## INSTRUCTIONS TO FOLLOW
Return the records word for word. Any pictures in them are not part of the copy.

═════ EXERCISE MATERIALS ═════

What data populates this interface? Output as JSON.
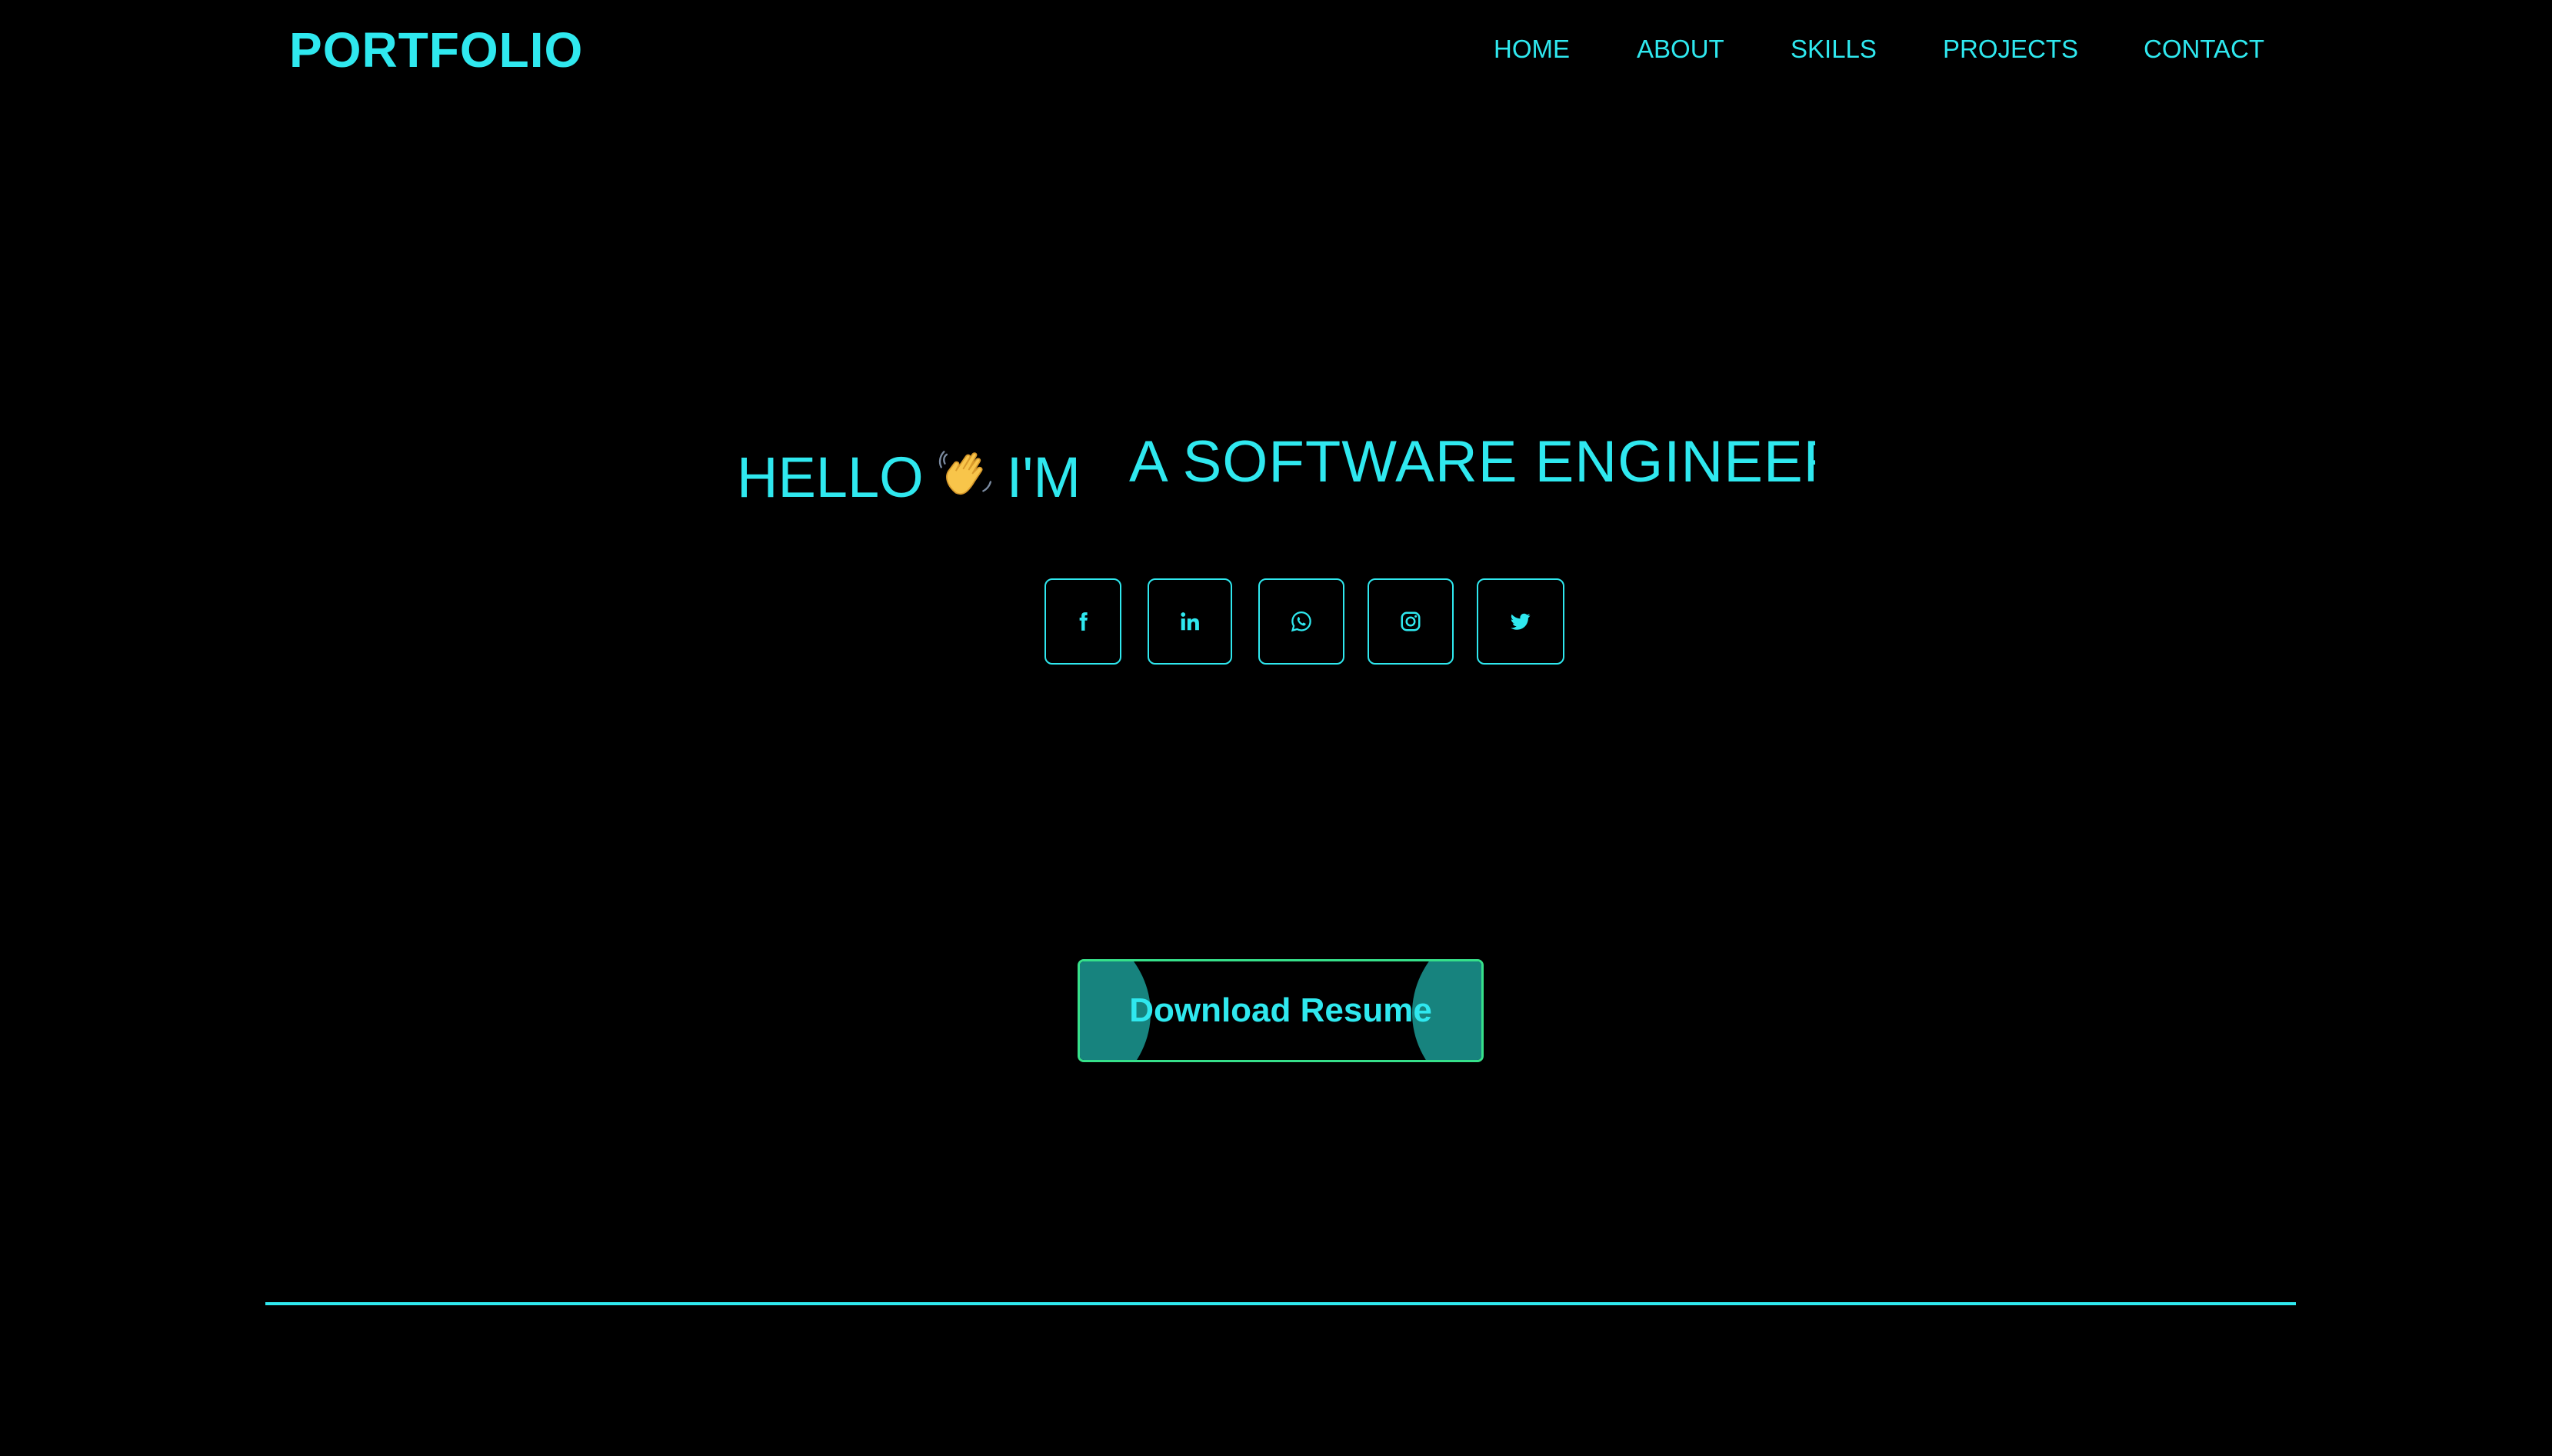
{
  "header": {
    "logo": "PORTFOLIO",
    "nav": {
      "home": "HOME",
      "about": "ABOUT",
      "skills": "SKILLS",
      "projects": "PROJECTS",
      "contact": "CONTACT"
    }
  },
  "hero": {
    "hello": "HELLO",
    "im": "I'M",
    "typed_role": "A SOFTWARE ENGINEER",
    "wave_icon": "waving-hand-emoji"
  },
  "socials": [
    {
      "name": "facebook",
      "icon": "facebook-icon"
    },
    {
      "name": "linkedin",
      "icon": "linkedin-icon"
    },
    {
      "name": "whatsapp",
      "icon": "whatsapp-icon"
    },
    {
      "name": "instagram",
      "icon": "instagram-icon"
    },
    {
      "name": "twitter",
      "icon": "twitter-icon"
    }
  ],
  "resume_button": {
    "label": "Download Resume"
  },
  "colors": {
    "accent": "#2fe8ef",
    "button_border": "#36e08a",
    "button_fill": "#17837e",
    "background": "#000000"
  }
}
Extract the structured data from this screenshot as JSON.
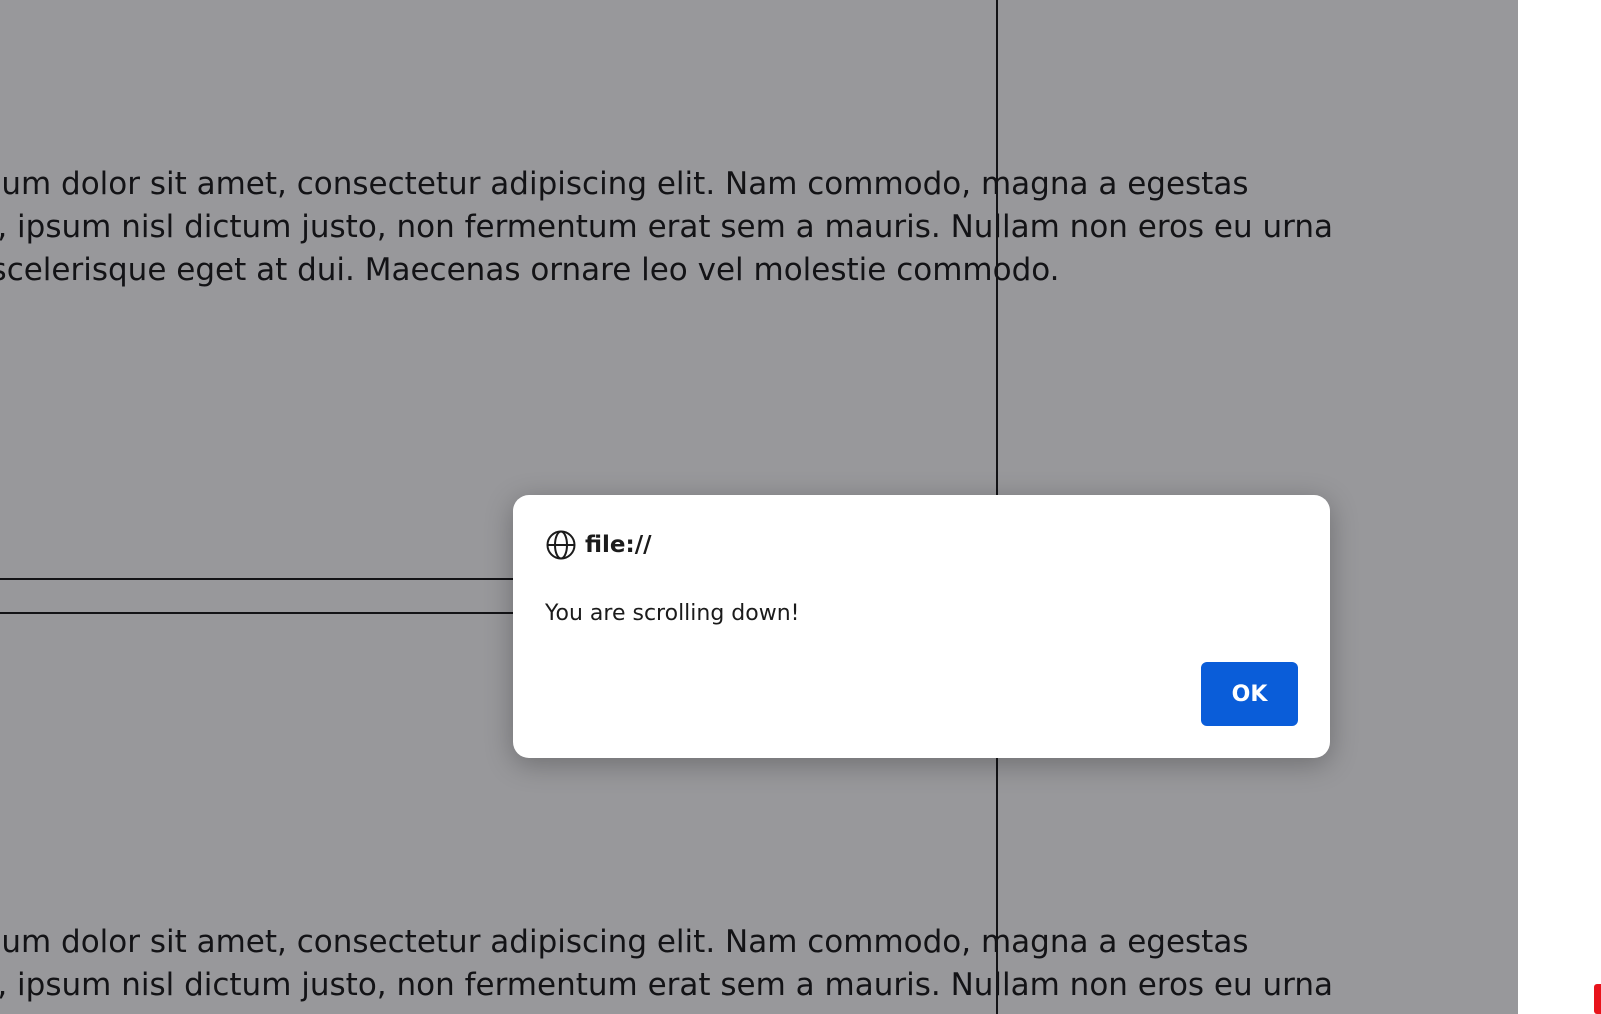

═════

## ANSWER BOX
What data populates this interface? Output as JSON.
{
  "header": {
    "logo": "PORTFOLIO",
    "nav": {
      "home": "HOME",
      "about": "ABOUT",
      "skills": "SKILLS",
      "projects": "PROJECTS",
      "contact": "CONTACT"
    }
  },
  "hero": {
    "hello": "HELLO",
    "im": "I'M",
    "typed_role": "A SOFTWARE ENGINEER",
    "wave_icon": "waving-hand-emoji"
  },
  "socials": [
    {
      "name": "facebook",
      "icon": "facebook-icon"
    },
    {
      "name": "linkedin",
      "icon": "linkedin-icon"
    },
    {
      "name": "whatsapp",
      "icon": "whatsapp-icon"
    },
    {
      "name": "instagram",
      "icon": "instagram-icon"
    },
    {
      "name": "twitter",
      "icon": "twitter-icon"
    }
  ],
  "resume_button": {
    "label": "Download Resume"
  },
  "colors": {
    "accent": "#2fe8ef",
    "button_border": "#36e08a",
    "button_fill": "#17837e",
    "background": "#000000"
  }
}
Extract the structured data from this screenshot as JSON.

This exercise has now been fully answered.